- [ACTIVITY] Please retype the line that contains "Parse this screenshot: output" and all lines that follow it to the end of the entries below, exactly as they stand, with nothing added.

Dataset rows describing interfaces:
::::::

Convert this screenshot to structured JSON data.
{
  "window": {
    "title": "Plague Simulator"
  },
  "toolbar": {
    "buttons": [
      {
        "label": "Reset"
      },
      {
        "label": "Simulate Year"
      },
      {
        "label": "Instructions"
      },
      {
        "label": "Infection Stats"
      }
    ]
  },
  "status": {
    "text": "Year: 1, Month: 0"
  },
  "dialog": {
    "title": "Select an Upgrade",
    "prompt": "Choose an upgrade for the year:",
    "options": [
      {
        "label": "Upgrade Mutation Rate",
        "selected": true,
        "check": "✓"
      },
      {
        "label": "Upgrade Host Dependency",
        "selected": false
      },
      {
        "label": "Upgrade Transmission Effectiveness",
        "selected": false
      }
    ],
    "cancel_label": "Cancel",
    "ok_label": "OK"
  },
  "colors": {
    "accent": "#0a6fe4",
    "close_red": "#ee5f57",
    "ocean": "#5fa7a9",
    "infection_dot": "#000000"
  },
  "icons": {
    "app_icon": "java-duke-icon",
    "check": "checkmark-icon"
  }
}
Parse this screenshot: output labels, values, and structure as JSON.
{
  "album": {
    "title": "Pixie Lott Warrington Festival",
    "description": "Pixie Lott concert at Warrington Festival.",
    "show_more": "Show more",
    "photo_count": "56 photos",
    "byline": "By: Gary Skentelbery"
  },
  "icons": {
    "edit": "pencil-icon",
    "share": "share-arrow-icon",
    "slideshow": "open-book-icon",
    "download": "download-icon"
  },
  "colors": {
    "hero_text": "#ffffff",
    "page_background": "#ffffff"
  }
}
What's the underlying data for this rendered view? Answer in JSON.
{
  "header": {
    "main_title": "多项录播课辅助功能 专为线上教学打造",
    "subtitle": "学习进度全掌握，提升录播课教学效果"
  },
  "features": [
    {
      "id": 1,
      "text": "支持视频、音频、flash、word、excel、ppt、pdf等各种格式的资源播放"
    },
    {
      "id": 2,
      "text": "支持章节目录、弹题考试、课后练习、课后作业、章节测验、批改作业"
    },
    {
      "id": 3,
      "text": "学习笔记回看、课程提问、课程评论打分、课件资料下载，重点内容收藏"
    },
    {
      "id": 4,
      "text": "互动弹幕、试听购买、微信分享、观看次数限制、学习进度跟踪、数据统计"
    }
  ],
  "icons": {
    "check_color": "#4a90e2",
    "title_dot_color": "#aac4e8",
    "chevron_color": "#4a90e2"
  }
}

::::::

- [RESULT OF THIS EXERCISE]
Parse this screenshot: output labels, values, and structure as JSON.
{
  "album": {
    "title": "Pixie Lott Warrington Festival",
    "description": "Pixie Lott concert at Warrington Festival.",
    "show_more": "Show more",
    "photo_count": "56 photos",
    "byline": "By: Gary Skentelbery"
  },
  "icons": {
    "edit": "pencil-icon",
    "share": "share-arrow-icon",
    "slideshow": "open-book-icon",
    "download": "download-icon"
  },
  "colors": {
    "hero_text": "#ffffff",
    "page_background": "#ffffff"
  }
}
What's the underlying data for this rendered view? Answer in JSON.
{
  "header": {
    "main_title": "多项录播课辅助功能 专为线上教学打造",
    "subtitle": "学习进度全掌握，提升录播课教学效果"
  },
  "features": [
    {
      "id": 1,
      "text": "支持视频、音频、flash、word、excel、ppt、pdf等各种格式的资源播放"
    },
    {
      "id": 2,
      "text": "支持章节目录、弹题考试、课后练习、课后作业、章节测验、批改作业"
    },
    {
      "id": 3,
      "text": "学习笔记回看、课程提问、课程评论打分、课件资料下载，重点内容收藏"
    },
    {
      "id": 4,
      "text": "互动弹幕、试听购买、微信分享、观看次数限制、学习进度跟踪、数据统计"
    }
  ],
  "icons": {
    "check_color": "#4a90e2",
    "title_dot_color": "#aac4e8",
    "chevron_color": "#4a90e2"
  }
}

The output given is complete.